Search the material below for the string "Photos" and list each line that holds it.

============

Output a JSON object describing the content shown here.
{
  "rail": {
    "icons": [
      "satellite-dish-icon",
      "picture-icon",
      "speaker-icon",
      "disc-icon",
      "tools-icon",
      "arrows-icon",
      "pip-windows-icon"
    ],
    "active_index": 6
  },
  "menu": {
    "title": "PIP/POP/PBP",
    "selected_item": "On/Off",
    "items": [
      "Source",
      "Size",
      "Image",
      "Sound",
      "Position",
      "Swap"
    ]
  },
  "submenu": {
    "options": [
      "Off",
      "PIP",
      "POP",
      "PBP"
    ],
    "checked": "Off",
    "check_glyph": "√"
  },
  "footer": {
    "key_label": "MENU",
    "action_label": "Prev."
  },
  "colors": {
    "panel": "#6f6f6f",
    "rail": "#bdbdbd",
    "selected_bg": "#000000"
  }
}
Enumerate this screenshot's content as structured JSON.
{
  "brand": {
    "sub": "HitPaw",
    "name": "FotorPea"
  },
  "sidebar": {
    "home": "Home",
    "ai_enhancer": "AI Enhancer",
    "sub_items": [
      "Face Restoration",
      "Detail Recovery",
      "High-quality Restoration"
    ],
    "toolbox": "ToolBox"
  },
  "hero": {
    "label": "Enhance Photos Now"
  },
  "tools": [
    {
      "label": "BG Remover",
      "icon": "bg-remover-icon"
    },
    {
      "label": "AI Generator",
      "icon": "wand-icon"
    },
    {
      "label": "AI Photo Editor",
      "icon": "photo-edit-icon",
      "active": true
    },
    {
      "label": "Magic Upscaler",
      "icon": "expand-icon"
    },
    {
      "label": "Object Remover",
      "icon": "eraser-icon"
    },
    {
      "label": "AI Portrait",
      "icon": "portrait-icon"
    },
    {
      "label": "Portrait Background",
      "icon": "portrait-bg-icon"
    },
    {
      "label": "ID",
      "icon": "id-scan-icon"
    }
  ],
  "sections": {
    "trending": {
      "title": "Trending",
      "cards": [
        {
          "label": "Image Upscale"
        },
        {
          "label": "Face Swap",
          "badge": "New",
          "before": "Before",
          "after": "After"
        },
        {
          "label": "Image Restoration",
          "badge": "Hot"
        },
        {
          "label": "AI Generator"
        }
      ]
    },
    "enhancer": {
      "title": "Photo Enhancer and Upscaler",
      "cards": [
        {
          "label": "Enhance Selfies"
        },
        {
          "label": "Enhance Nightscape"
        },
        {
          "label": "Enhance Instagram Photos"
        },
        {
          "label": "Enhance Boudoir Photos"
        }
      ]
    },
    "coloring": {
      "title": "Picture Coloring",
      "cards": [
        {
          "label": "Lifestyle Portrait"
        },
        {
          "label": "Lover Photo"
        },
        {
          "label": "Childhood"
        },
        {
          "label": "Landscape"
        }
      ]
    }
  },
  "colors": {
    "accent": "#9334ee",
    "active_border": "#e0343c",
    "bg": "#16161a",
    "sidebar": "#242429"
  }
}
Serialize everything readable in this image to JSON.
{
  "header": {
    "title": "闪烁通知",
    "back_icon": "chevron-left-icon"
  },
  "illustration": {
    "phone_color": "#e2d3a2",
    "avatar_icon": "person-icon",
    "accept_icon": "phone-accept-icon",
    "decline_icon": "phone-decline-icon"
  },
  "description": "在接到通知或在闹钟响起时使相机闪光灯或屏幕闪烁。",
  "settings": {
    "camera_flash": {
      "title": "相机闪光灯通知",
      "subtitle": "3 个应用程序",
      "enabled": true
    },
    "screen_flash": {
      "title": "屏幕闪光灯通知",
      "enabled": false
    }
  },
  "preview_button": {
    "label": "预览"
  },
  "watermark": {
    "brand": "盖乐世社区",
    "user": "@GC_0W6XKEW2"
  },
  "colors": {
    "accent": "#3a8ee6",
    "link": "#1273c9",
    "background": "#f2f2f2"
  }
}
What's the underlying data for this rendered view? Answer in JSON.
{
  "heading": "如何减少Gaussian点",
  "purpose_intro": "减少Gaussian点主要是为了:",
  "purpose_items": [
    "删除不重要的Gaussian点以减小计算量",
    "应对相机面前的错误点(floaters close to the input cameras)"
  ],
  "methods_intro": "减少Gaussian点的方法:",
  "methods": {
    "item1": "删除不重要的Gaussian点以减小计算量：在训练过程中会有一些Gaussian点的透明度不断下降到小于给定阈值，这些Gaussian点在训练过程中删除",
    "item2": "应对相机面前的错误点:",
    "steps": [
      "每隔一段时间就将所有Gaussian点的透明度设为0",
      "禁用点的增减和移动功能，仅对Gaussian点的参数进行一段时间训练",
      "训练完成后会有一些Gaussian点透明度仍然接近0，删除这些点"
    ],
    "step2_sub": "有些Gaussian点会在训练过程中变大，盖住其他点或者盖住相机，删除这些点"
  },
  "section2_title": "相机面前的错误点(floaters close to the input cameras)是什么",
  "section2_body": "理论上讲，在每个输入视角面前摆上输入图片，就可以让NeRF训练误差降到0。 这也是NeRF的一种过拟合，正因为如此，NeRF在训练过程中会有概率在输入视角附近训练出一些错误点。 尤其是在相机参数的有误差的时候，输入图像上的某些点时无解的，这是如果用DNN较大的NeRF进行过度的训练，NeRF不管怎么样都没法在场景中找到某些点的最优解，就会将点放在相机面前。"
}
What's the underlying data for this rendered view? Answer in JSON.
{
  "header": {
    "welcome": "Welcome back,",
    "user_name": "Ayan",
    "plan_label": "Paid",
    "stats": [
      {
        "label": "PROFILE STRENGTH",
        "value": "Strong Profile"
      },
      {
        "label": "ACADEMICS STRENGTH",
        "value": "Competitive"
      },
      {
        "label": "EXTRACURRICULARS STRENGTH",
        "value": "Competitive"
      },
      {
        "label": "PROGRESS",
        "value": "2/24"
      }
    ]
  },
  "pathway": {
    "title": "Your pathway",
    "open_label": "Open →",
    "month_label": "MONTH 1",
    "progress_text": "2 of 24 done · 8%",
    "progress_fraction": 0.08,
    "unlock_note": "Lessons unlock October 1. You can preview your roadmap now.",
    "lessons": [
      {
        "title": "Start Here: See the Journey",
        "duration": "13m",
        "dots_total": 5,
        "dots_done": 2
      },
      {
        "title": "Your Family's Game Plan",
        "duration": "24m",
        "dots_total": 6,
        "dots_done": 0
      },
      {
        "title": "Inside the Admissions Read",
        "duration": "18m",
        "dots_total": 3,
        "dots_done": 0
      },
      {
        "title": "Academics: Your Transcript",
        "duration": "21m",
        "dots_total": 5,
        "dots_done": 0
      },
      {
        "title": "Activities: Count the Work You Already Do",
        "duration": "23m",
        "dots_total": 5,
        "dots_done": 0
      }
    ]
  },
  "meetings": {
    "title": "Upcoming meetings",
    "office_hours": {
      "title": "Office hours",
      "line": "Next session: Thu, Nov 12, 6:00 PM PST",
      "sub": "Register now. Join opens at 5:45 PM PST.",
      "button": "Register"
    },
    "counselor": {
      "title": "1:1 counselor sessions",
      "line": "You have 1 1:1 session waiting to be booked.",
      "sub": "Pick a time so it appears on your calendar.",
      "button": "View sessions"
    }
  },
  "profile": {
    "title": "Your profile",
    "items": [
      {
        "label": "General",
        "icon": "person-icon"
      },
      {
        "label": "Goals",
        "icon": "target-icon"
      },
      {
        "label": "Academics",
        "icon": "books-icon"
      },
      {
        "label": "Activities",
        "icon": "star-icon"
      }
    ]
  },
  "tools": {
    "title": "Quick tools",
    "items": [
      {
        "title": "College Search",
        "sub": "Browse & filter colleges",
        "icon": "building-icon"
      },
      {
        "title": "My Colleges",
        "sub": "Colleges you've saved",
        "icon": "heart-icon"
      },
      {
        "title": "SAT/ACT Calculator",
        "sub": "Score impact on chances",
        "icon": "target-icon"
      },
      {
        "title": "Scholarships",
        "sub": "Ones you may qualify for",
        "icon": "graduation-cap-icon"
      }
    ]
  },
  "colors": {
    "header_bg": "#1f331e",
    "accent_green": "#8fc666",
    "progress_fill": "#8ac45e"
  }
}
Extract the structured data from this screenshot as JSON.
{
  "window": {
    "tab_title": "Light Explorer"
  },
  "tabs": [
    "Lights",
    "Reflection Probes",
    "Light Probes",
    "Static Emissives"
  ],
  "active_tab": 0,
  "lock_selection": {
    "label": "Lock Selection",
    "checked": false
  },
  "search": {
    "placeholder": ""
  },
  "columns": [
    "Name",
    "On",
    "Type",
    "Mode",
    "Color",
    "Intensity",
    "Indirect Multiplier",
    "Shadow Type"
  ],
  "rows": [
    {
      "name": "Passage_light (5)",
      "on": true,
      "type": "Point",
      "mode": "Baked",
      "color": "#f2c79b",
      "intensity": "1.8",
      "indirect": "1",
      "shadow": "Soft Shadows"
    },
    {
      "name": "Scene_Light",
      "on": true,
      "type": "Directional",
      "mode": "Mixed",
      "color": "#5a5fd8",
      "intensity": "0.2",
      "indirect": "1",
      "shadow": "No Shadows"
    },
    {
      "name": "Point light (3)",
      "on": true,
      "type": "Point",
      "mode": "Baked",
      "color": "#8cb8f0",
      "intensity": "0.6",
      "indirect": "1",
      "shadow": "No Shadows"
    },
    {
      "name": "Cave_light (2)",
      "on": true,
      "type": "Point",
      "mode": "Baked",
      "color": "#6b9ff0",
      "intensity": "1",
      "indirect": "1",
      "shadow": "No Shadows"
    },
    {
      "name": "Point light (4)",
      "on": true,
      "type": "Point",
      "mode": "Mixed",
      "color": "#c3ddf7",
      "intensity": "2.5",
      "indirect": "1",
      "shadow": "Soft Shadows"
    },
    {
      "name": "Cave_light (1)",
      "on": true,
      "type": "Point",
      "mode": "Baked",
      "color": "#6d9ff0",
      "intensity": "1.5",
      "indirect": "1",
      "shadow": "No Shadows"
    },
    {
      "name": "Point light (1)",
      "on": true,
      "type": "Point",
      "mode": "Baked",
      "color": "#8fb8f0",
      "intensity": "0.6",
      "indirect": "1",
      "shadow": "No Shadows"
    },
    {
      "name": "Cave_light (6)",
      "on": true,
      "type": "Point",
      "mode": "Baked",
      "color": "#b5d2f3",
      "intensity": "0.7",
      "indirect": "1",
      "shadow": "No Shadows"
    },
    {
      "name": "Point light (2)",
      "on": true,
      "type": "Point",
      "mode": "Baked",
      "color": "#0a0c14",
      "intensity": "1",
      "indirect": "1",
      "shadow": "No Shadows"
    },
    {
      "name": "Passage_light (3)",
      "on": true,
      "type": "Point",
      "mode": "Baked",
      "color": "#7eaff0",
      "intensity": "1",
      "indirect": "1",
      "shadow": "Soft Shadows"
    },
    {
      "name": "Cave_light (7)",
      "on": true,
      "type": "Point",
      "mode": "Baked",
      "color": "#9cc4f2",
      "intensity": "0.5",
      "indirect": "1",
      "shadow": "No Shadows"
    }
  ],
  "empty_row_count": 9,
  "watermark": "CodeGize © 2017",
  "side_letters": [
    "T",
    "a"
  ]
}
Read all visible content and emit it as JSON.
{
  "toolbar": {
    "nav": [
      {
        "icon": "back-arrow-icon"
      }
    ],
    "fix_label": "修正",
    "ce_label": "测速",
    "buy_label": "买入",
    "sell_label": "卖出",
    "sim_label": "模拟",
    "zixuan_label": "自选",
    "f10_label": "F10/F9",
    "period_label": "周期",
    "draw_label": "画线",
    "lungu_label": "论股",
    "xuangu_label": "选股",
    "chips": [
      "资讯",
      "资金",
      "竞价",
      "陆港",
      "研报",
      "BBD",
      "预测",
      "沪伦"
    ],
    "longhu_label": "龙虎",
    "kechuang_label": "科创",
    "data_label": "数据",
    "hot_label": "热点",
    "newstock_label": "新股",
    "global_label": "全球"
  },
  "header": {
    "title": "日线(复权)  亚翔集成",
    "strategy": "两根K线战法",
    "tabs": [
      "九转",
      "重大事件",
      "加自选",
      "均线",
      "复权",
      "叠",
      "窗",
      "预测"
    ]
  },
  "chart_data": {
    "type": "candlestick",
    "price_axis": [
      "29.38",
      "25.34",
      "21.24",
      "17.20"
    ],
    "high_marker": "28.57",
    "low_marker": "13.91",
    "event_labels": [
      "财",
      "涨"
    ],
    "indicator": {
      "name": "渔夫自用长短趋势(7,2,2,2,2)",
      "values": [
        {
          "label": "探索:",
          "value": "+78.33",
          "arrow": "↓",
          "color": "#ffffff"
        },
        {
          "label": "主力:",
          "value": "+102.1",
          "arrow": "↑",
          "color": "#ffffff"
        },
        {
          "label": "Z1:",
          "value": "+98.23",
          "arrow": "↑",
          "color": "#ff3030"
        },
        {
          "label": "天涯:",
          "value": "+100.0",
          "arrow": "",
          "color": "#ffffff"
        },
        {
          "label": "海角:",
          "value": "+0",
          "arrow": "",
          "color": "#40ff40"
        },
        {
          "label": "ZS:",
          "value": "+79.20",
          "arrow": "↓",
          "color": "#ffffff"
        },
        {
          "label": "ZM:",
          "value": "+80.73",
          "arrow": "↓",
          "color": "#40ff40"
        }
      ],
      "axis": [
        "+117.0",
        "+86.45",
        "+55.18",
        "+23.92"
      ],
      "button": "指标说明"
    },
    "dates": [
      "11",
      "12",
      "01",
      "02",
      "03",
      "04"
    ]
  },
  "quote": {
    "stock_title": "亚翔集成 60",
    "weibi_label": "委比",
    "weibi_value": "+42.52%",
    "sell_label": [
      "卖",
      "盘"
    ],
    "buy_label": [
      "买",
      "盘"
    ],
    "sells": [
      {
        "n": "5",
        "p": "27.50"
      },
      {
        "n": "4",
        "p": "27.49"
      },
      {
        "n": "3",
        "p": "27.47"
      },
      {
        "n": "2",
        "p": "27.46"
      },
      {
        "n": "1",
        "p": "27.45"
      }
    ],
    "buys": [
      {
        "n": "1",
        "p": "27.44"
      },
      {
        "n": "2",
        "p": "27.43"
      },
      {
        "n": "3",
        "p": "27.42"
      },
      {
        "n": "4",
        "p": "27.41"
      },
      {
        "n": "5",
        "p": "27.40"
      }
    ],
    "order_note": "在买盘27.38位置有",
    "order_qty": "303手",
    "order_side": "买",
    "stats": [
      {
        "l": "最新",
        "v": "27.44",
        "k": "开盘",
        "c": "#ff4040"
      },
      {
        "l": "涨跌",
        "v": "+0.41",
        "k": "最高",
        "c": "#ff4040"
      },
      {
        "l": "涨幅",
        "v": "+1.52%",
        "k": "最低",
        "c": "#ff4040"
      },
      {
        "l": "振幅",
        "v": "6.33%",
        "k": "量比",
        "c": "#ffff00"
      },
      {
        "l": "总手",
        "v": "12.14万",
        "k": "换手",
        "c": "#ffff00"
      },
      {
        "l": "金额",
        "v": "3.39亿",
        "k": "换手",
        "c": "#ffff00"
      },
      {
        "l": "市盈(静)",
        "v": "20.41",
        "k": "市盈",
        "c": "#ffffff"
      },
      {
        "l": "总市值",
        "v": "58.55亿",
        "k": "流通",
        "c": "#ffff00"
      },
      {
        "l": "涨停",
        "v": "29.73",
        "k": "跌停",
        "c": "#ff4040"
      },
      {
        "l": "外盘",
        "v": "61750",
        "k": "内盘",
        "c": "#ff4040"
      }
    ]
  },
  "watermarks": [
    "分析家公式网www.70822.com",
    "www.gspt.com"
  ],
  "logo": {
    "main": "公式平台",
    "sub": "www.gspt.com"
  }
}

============

__Your solution__
    "label": "Enhance Photos Now"
          "label": "Enhance Instagram Photos"
          "label": "Enhance Boudoir Photos"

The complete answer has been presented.